  • 5% for individuals under 35;
  • 5% for individuals 35 to 44;
  • 4% for individuals 45 to 54;
  • 3% for individuals 55 to 64; and
  • 0% for individuals over 65.

The total number of homeowners nationally is down 300,000 from the first quarter of 2010, and currently at 75 million. California’s population is approximately 13% of the national population, and the state homeownership rate in 2010 was 56%, down from 60% in 2006.

The national rental vacancy rate for the first quarter of 2011 is at 10%, up from 9% in 4Q 2010, and down from 11% one year prior.

The total number of renters nationally is up by one million from the prior one-year period, and currently at 38 million.

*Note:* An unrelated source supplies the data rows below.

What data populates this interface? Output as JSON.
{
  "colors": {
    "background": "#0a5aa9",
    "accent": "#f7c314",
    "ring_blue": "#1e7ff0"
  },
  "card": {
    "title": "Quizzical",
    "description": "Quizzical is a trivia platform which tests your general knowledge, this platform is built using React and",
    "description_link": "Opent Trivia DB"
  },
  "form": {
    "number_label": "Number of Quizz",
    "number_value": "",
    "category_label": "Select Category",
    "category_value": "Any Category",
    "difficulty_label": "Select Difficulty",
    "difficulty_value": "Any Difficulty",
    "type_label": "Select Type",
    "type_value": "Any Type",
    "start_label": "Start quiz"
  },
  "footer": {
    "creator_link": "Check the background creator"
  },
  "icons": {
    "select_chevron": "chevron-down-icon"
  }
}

first tuesday take: According to the data, brokers and agents will have more luck selling homes to individuals aged over 45. Agents looking to sell to Generation Y (Gen Y), those born in the 1980s and 1990s, must take their financial situation into account when interviewing prospective buyers.

Gen Y’s visions of owning the All-American dream home have been stifled by perpetually low employment rates. The current unhealthy economic conditions have hindered their ability to generate a mortgage downpayment and inhibited them from forming a household.

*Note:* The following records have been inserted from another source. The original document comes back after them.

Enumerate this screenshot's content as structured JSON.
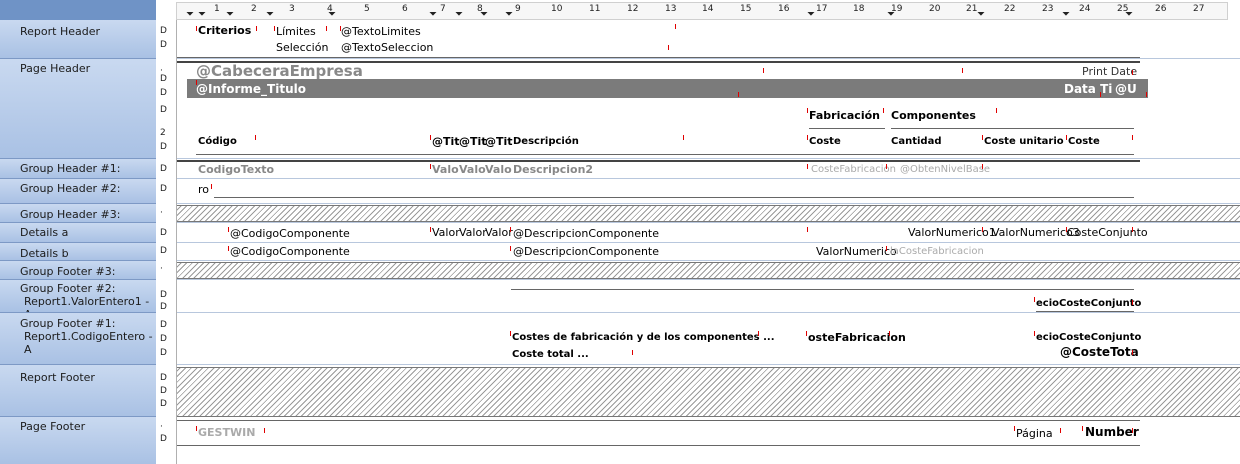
{
  "ruler": {
    "numbers": [
      "1",
      "2",
      "3",
      "4",
      "5",
      "6",
      "7",
      "8",
      "9",
      "10",
      "11",
      "12",
      "13",
      "14",
      "15",
      "16",
      "17",
      "18",
      "19",
      "20",
      "21",
      "22",
      "23",
      "24",
      "25",
      "26",
      "27"
    ],
    "tab_marker": "⏷"
  },
  "sections": {
    "report_header": "Report Header",
    "page_header": "Page Header",
    "group_header_1": "Group Header #1:",
    "group_header_2": "Group Header #2:",
    "group_header_3": "Group Header #3:",
    "details_a": "Details a",
    "details_b": "Details b",
    "group_footer_3": "Group Footer #3:",
    "group_footer_2": "Group Footer #2:",
    "group_footer_2_sub": "Report1.ValorEntero1 - A",
    "group_footer_1": "Group Footer #1:",
    "group_footer_1_sub": "Report1.CodigoEntero - A",
    "report_footer": "Report Footer",
    "page_footer": "Page Footer"
  },
  "gutter_glyphs": {
    "down": "D",
    "dot": "·",
    "mini": "2"
  },
  "report_header": {
    "criterios": "Criterios",
    "limites": "Límites",
    "seleccion": "Selección",
    "texto_limites": "@TextoLimites",
    "texto_seleccion": "@TextoSeleccion"
  },
  "page_header": {
    "cabecera_empresa": "@CabeceraEmpresa",
    "print_date": "Print Date",
    "informe_titulo": "@Informe_Titulo",
    "data_ti": "Data Ti",
    "at_u": "@U",
    "fabricacion": "Fabricación",
    "componentes": "Componentes",
    "codigo": "Código",
    "tit1": "@Tit",
    "tit2": "@Tit",
    "tit3": "@Tit",
    "descripcion": "Descripción",
    "coste": "Coste",
    "cantidad": "Cantidad",
    "coste_unitario": "Coste unitario",
    "coste2": "Coste"
  },
  "group_header_1": {
    "codigo_texto": "CodigoTexto",
    "valor1": "Valo",
    "valor2": "Valo",
    "valor3": "Valo",
    "descripcion2": "Descripcion2",
    "coste_fabricacion": "CosteFabricacion",
    "obten_nivel": "@ObtenNivelBase"
  },
  "group_header_2": {
    "ro": "ro"
  },
  "details_a": {
    "codigo_componente": "@CodigoComponente",
    "valor1": "Valor",
    "valor2": "Valor",
    "valor3": "Valor",
    "descripcion_componente": "@DescripcionComponente",
    "valor_numerico1": "ValorNumerico1",
    "valor_numerico3": "ValorNumerico3",
    "coste_conjunto": "CosteConjunto"
  },
  "details_b": {
    "codigo_componente": "@CodigoComponente",
    "descripcion_componente": "@DescripcionComponente",
    "valor_numerico": "ValorNumerico",
    "la_coste_fabricacion": "laCosteFabricacion"
  },
  "group_footer_2": {
    "ecio_coste": "ecioCosteConjunto"
  },
  "group_footer_1": {
    "costes_fab": "Costes de fabricación y de los componentes ...",
    "coste_total": "Coste total ...",
    "oste_fab": "osteFabricacion",
    "ecio_coste": "ecioCosteConjunto",
    "at_coste_total": "@CosteTota"
  },
  "page_footer": {
    "gestwin": "GESTWIN",
    "pagina": "Página",
    "number": "Number"
  }
}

These young adults are also heavily burdened by student loan debt. Their lack of experience in the work force due to limited job opportunities and longer time spent on their education is dampening their ability to finance the repayment of their education, let alone the purchase of a home. [For more information regarding California employment, see the April 2011 first tuesday Market Chart, Jobs Move Real Estate; for more information regarding homeownership demographics, see the October 2010 first tuesday article, The demographics forging California’s real estate market: a study of forthcoming trends and opportunities – Part I and Part II.]

Additionally, increased consumer protection regulations are restoring mortgage lending fundamentals and forcing lenders to make the process of obtaining mortgage financing intimidating for first-time homebuyers. [For more information regarding consumer protection, see the October 2010 first tuesday Legislative Watch, TILA circa 2010; consumer protection enhancement and the January 2011 first tuesday article, Homebuyers will see stricter lending policies in 2011.]

Yet, the majority of Americans still refuse to give up on homeownership, even with a slow economy, high unemployment and knowledge that home values can go down. 80% of Americans believe it is important they buy a home one day, 90% say they would buy their current homes again and 70% would advise their family and friends to purchase a home as a valuable long-term investment.

More than 70% of Gen Y expect to own a home before they turn 30. The will to own remains in spite of the present inability.  Now it is up to brokers and agents to ferret out those that are ready to negotiate the purchase of their first home – before the builders get to them. [For more information regarding homeownership, see the April 2011 first tuesday article, Americans dream for a home on unstable ground and the November 2010 first tuesday article, Generation Y is still chasing their dream of homeownership.]

Once California’s employment rate is fully corrected (likely during 2016), Californians — particularly the young — will be waiting with open arms to welcome homeownership back into their lives. Brokers and agents need to position themselves for the rush that will follow.

Re: “Homeownership declines hitting younger households hardest” from Eye on Housing